Paragraph 2 "it would be peculiarly improper to omit in this first official act my fervent supplications to that Almighty Being who rules over the universe, who presides in the councils of nations, and whose providential aids can supply every human defect, that His benediction may consecrate to the liberties and happiness of the people of the United States a Government instituted by themselves for these essential purposes."

Paragraph 3
"since we ought to be no less persuaded that the propitious smiles of Heaven can never be expected on a nation that disregards the eternal rules of order and right which Heaven itself has ordained;"

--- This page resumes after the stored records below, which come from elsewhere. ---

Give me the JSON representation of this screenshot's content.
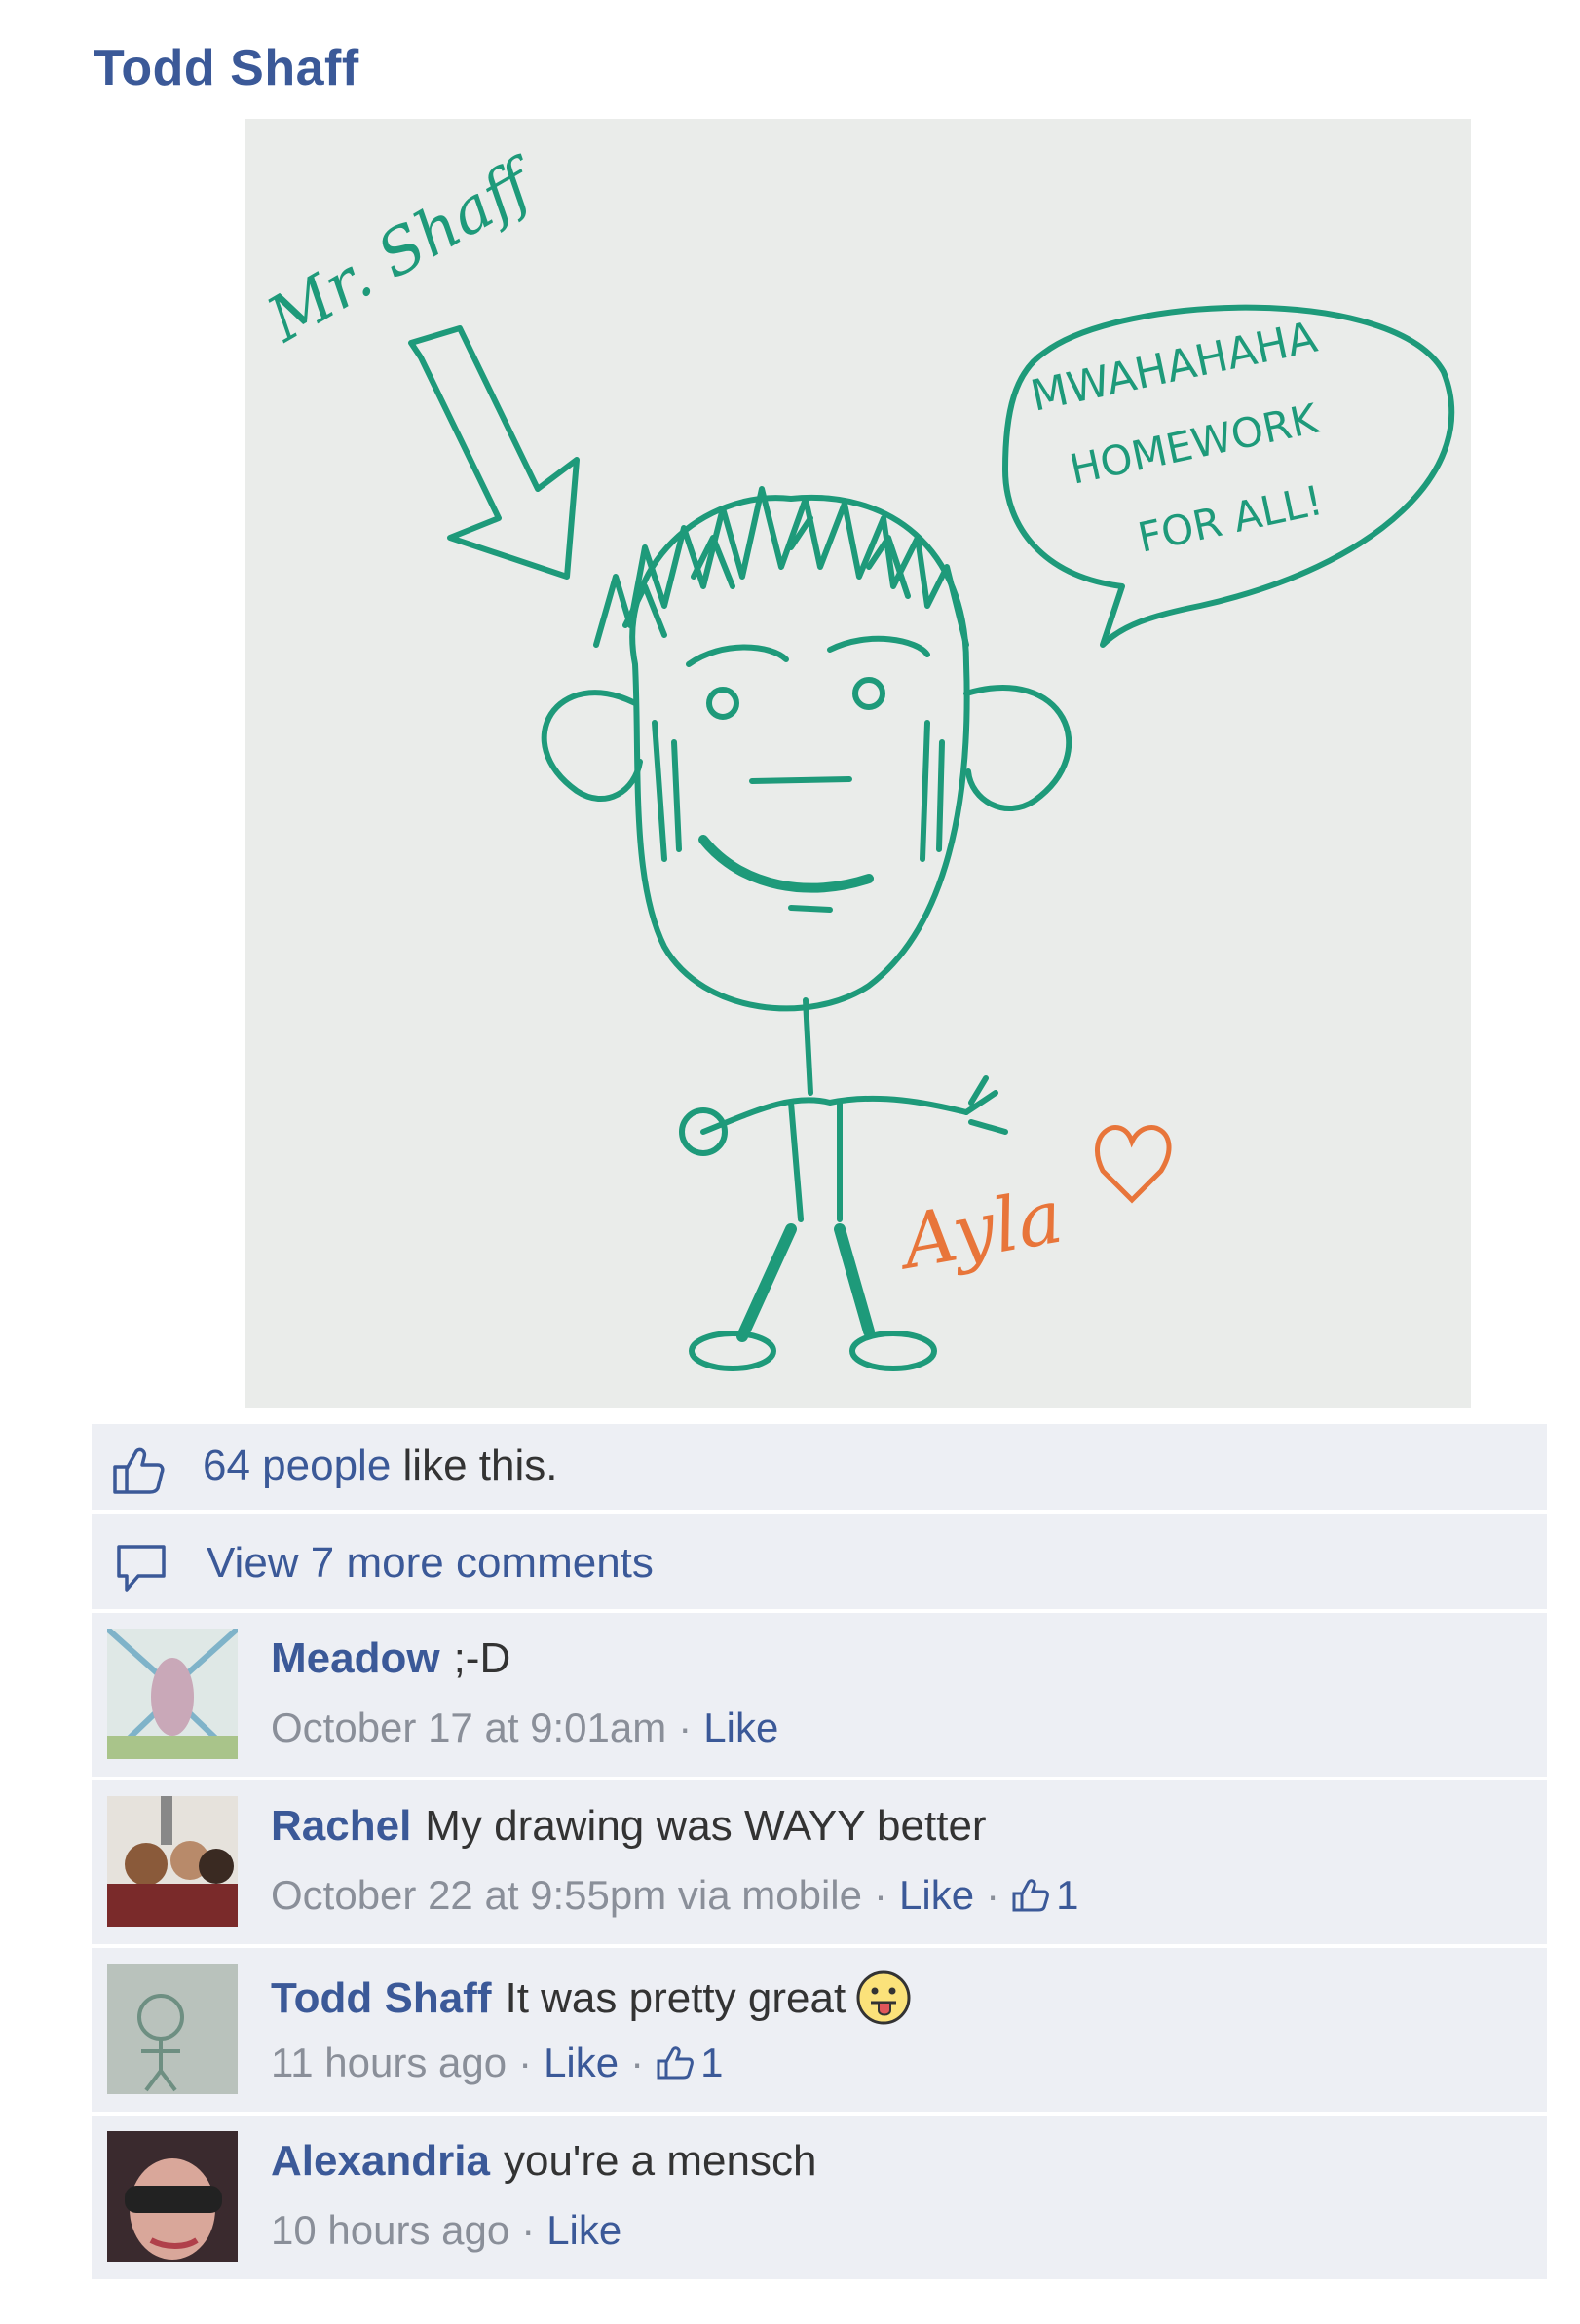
{
  "post": {
    "author": "Todd Shaff",
    "photo_text": {
      "label_top": "Mr. Shaff",
      "speech_line1": "MWAHAHAHA",
      "speech_line2": "HOMEWORK",
      "speech_line3": "FOR ALL!",
      "signature": "Ayla"
    }
  },
  "likes": {
    "count_text": "64 people",
    "suffix": "like this."
  },
  "view_more": "View 7 more comments",
  "comments": [
    {
      "name": "Meadow",
      "text": ";-D",
      "time": "October 17 at 9:01am",
      "like_label": "Like",
      "like_count": ""
    },
    {
      "name": "Rachel",
      "text": "My drawing was WAYY better",
      "time": "October 22 at 9:55pm via mobile",
      "like_label": "Like",
      "like_count": "1"
    },
    {
      "name": "Todd Shaff",
      "text": "It was pretty great",
      "time": "11 hours ago",
      "like_label": "Like",
      "like_count": "1"
    },
    {
      "name": "Alexandria",
      "text": "you're a mensch",
      "time": "10 hours ago",
      "like_label": "Like",
      "like_count": ""
    }
  ],
  "colors": {
    "link": "#3b5998",
    "row_bg": "#edeff4",
    "marker_green": "#1e9a7a",
    "signature_orange": "#e8753a"
  }
}
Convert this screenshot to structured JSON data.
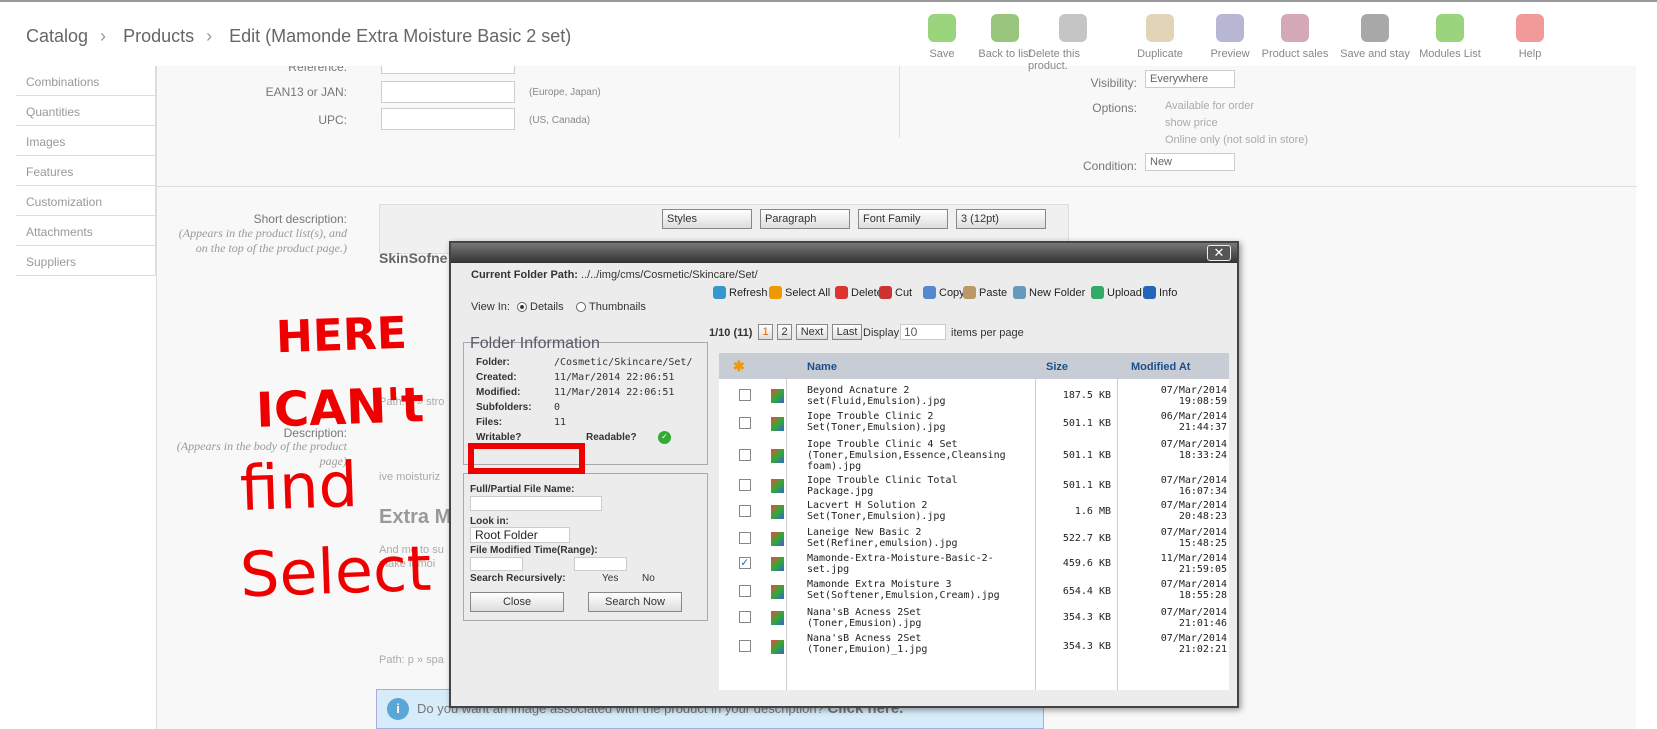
{
  "breadcrumb": [
    "Catalog",
    "Products",
    "Edit (Mamonde Extra Moisture Basic 2 set)"
  ],
  "toolbar": [
    {
      "label": "Save",
      "icon": "save-check-icon"
    },
    {
      "label": "Back to list",
      "icon": "back-arrow-icon"
    },
    {
      "label": "Delete this product.",
      "icon": "trash-icon"
    },
    {
      "label": "Duplicate",
      "icon": "duplicate-icon"
    },
    {
      "label": "Preview",
      "icon": "preview-icon"
    },
    {
      "label": "Product sales",
      "icon": "chart-icon"
    },
    {
      "label": "Save and stay",
      "icon": "floppy-icon"
    },
    {
      "label": "Modules List",
      "icon": "puzzle-icon"
    },
    {
      "label": "Help",
      "icon": "lifebuoy-icon"
    }
  ],
  "sidebar": [
    "Combinations",
    "Quantities",
    "Images",
    "Features",
    "Customization",
    "Attachments",
    "Suppliers"
  ],
  "form": {
    "reference": "Reference:",
    "ean": "EAN13 or JAN:",
    "ean_note": "(Europe, Japan)",
    "upc": "UPC:",
    "upc_note": "(US, Canada)",
    "visibility": "Visibility:",
    "visibility_value": "Everywhere",
    "options": "Options:",
    "opt1": "Available for order",
    "opt2": "show price",
    "opt3": "Online only (not sold in store)",
    "condition": "Condition:",
    "condition_value": "New",
    "short_desc": "Short description:",
    "short_desc_hint": "(Appears in the product list(s), and on the top of the product page.)",
    "description": "Description:",
    "description_hint": "(Appears in the body of the product page)",
    "editor_styles": "Styles",
    "editor_paragraph": "Paragraph",
    "editor_font": "Font Family",
    "editor_size": "3 (12pt)",
    "frag1": "SkinSofne",
    "frag2": "Path: p » stro",
    "frag3": "ive moisturiz",
    "frag4": "Extra M",
    "frag5": "And me to su",
    "frag6": "make it moi",
    "frag7": "Path: p » spa",
    "info_text": "Do you want an image associated with the product in your description?",
    "info_link": "Click here."
  },
  "modal": {
    "path_label": "Current Folder Path:",
    "path_value": "../../img/cms/Cosmetic/Skincare/Set/",
    "actions": [
      "Refresh",
      "Select All",
      "Delete",
      "Cut",
      "Copy",
      "Paste",
      "New Folder",
      "Upload",
      "Info"
    ],
    "view_in": "View In:",
    "view_details": "Details",
    "view_thumbs": "Thumbnails",
    "folder_info_title": "Folder Information",
    "folder_label": "Folder:",
    "folder_value": "/Cosmetic/Skincare/Set/",
    "created_label": "Created:",
    "created_value": "11/Mar/2014 22:06:51",
    "modified_label": "Modified:",
    "modified_value": "11/Mar/2014 22:06:51",
    "subfolders_label": "Subfolders:",
    "subfolders_value": "0",
    "files_label": "Files:",
    "files_value": "11",
    "writable_label": "Writable?",
    "readable_label": "Readable?",
    "search_name_label": "Full/Partial File Name:",
    "look_in_label": "Look in:",
    "look_in_value": "Root Folder",
    "modified_range_label": "File Modified Time(Range):",
    "recursive_label": "Search Recursively:",
    "yes": "Yes",
    "no": "No",
    "close_btn": "Close",
    "search_btn": "Search Now",
    "pager": "1/10 (11)",
    "page1": "1",
    "page2": "2",
    "next": "Next",
    "last": "Last",
    "display": "Display",
    "display_value": "10",
    "per_page": "items per page",
    "col_name": "Name",
    "col_size": "Size",
    "col_modified": "Modified At",
    "files": [
      {
        "name": "Beyond Acnature 2 set(Fluid,Emulsion).jpg",
        "size": "187.5 KB",
        "date": "07/Mar/2014",
        "time": "19:08:59",
        "checked": false
      },
      {
        "name": "Iope Trouble Clinic 2 Set(Toner,Emulsion).jpg",
        "size": "501.1 KB",
        "date": "06/Mar/2014",
        "time": "21:44:37",
        "checked": false
      },
      {
        "name": "Iope Trouble Clinic 4 Set (Toner,Emulsion,Essence,Cleansing foam).jpg",
        "size": "501.1 KB",
        "date": "07/Mar/2014",
        "time": "18:33:24",
        "checked": false
      },
      {
        "name": "Iope Trouble Clinic Total Package.jpg",
        "size": "501.1 KB",
        "date": "07/Mar/2014",
        "time": "16:07:34",
        "checked": false
      },
      {
        "name": "Lacvert H Solution 2 Set(Toner,Emulsion).jpg",
        "size": "1.6 MB",
        "date": "07/Mar/2014",
        "time": "20:48:23",
        "checked": false
      },
      {
        "name": "Laneige New Basic 2 Set(Refiner,emulsion).jpg",
        "size": "522.7 KB",
        "date": "07/Mar/2014",
        "time": "15:48:25",
        "checked": false
      },
      {
        "name": "Mamonde-Extra-Moisture-Basic-2-set.jpg",
        "size": "459.6 KB",
        "date": "11/Mar/2014",
        "time": "21:59:05",
        "checked": true
      },
      {
        "name": "Mamonde Extra Moisture 3 Set(Softener,Emulsion,Cream).jpg",
        "size": "654.4 KB",
        "date": "07/Mar/2014",
        "time": "18:55:28",
        "checked": false
      },
      {
        "name": "Nana'sB Acness 2Set (Toner,Emusion).jpg",
        "size": "354.3 KB",
        "date": "07/Mar/2014",
        "time": "21:01:46",
        "checked": false
      },
      {
        "name": "Nana'sB Acness 2Set (Toner,Emuion)_1.jpg",
        "size": "354.3 KB",
        "date": "07/Mar/2014",
        "time": "21:02:21",
        "checked": false
      }
    ]
  },
  "annotation": {
    "line1": "HERE",
    "line2": "ICAN't",
    "line3": "find",
    "line4": "Select"
  }
}
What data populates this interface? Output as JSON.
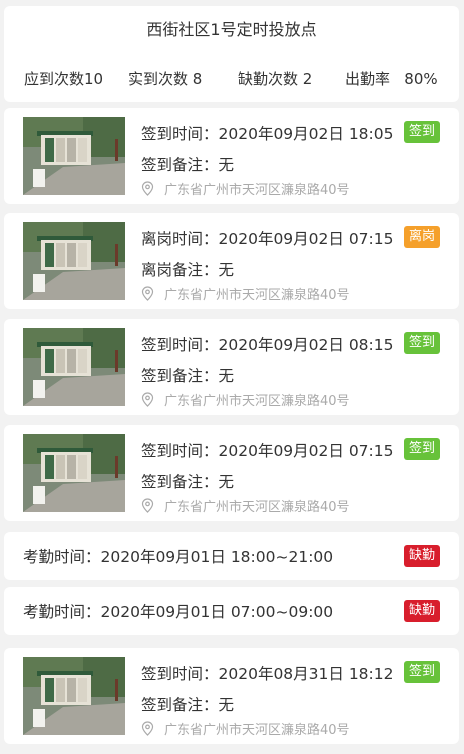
{
  "header": {
    "title": "西街社区1号定时投放点",
    "stats": [
      {
        "label": "应到次数10"
      },
      {
        "label": "实到次数 8"
      },
      {
        "label": "缺勤次数 2"
      },
      {
        "label": "出勤率   80%"
      }
    ]
  },
  "colors": {
    "sign_in": "#67c23a",
    "leave": "#f5a02b",
    "absent": "#d81e2c"
  },
  "records": [
    {
      "type": "record",
      "time": "签到时间：2020年09月02日 18:05",
      "note": "签到备注：无",
      "address": "广东省广州市天河区濂泉路40号",
      "badge": "签到",
      "badge_color": "#67c23a"
    },
    {
      "type": "record",
      "time": "离岗时间：2020年09月02日 07:15",
      "note": "离岗备注：无",
      "address": "广东省广州市天河区濂泉路40号",
      "badge": "离岗",
      "badge_color": "#f5a02b"
    },
    {
      "type": "record",
      "time": "签到时间：2020年09月02日 08:15",
      "note": "签到备注：无",
      "address": "广东省广州市天河区濂泉路40号",
      "badge": "签到",
      "badge_color": "#67c23a"
    },
    {
      "type": "record",
      "time": "签到时间：2020年09月02日 07:15",
      "note": "签到备注：无",
      "address": "广东省广州市天河区濂泉路40号",
      "badge": "签到",
      "badge_color": "#67c23a"
    },
    {
      "type": "absent",
      "text": "考勤时间：2020年09月01日 18:00~21:00",
      "badge": "缺勤",
      "badge_color": "#d81e2c"
    },
    {
      "type": "absent",
      "text": "考勤时间：2020年09月01日 07:00~09:00",
      "badge": "缺勤",
      "badge_color": "#d81e2c"
    },
    {
      "type": "record",
      "time": "签到时间：2020年08月31日 18:12",
      "note": "签到备注：无",
      "address": "广东省广州市天河区濂泉路40号",
      "badge": "签到",
      "badge_color": "#67c23a"
    }
  ]
}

Paragraph 6
"I shall take my present leave; but not without resorting once more to the benign Parent of the Human Race in humble supplication that, since He has been pleased to favor the American people with opportunities for deliberating in perfect tranquillity, and dispositions for deciding with unparalleled unanimity on a form of government for the security of their union and the advancement of their happiness, so His divine blessing may be equally conspicuous in the enlarged views, the temperate consultations, and the wise measures on which the success of this Government must depend."

Of course, given the personal nature of a Prayer Journal from that of a public speech may use different language, etc.

Also, regardless of whether one embraces the imagery of Washington's Prayer at Valley Forge, there appears to be evidence that it took place.

Anonymous said...

See Snowden's Diary account below.

"The nearest to an authentication of the Isaac Potts story of Washington's prayer in the woods seems to be supplied by the "Diary and Remembrances" of the Rev. Nathaniel Randolph Snowden, an ordained Presbyterian minister, graduate of Princeton with a degree from Dickinson College. The original is owned by the Historical Society of Pennsylvania. Mr. Snowden was born in Philadelphia January 17, 1770 and died November 12, 1851. His writings cover a period from youth to 1846. In his records may be found these observations, in Mr. Snowden's own handwriting:

"I knew personally the celebrated Quaker Potts who saw Gen'l Washington alone in the woods at prayer. I got it from himself, myself. Weems mentioned it in his history of Washington, but I got it from the man myself, as follows:
"I was riding with him (Mr. Potts) in Montgomery County, Penn'a near to the Valley Forge, where the army lay during the war of ye Revolution. Mr. Potts was a Senator in our State & a Whig. I told him I was agreeably surprised to find him a friend to his country as the Quakers were mostly Tories. He said, 'It was so and I was a rank Tory once, for I never believed that America c'd proceed against Great Britain whose fleets and armies covered the land and ocean, but something very extraordinary converted me to the Good Faith!" "What was that," I inquired? 'Do you see that woods, & that plain. It was about a quarter of a mile off from the place we were riding, as it happened.' 'There,' said he, 'laid the army of Washington. It was a most distressing time of ye war, and all were for giving up the Ship but that great and good man. In that woods pointing to a close in view, I heard a plaintive sound as, of a man at prayer. I tied my horse to a sapling & went quietly into the woods & to my astonishment I saw the great George Washington on his knees alone, with his sword on one side and his cocked hat on the other. He was at Prayer to the God of the Armies, beseeching to interpose with his Divine aid, as it was ye Crisis, & the cause of the country, of humanity & of the world.

'Such a prayer I never heard from the lips of man. I left him alone praying.

Anonymous said...

'I went home & told my wife. I saw a sight and heard today what I never saw or heard before, and just related to her what I had seen & heard & observed. We never thought a man c'd be a soldier & a Christian, but if there is one in the world, it is Washington. She also was astonished. We thought it was the cause of God, & America could prevail.' "He then to me put out his right hand & said 'I turned right about and became a Whig.'"

http://www.ushistory.org/valleyforge/washington/prayer.html

The point being, regardless of whether public documents relating to non-religious documents use religious terminology or not, that ought not be deemed a standard for the man's faith.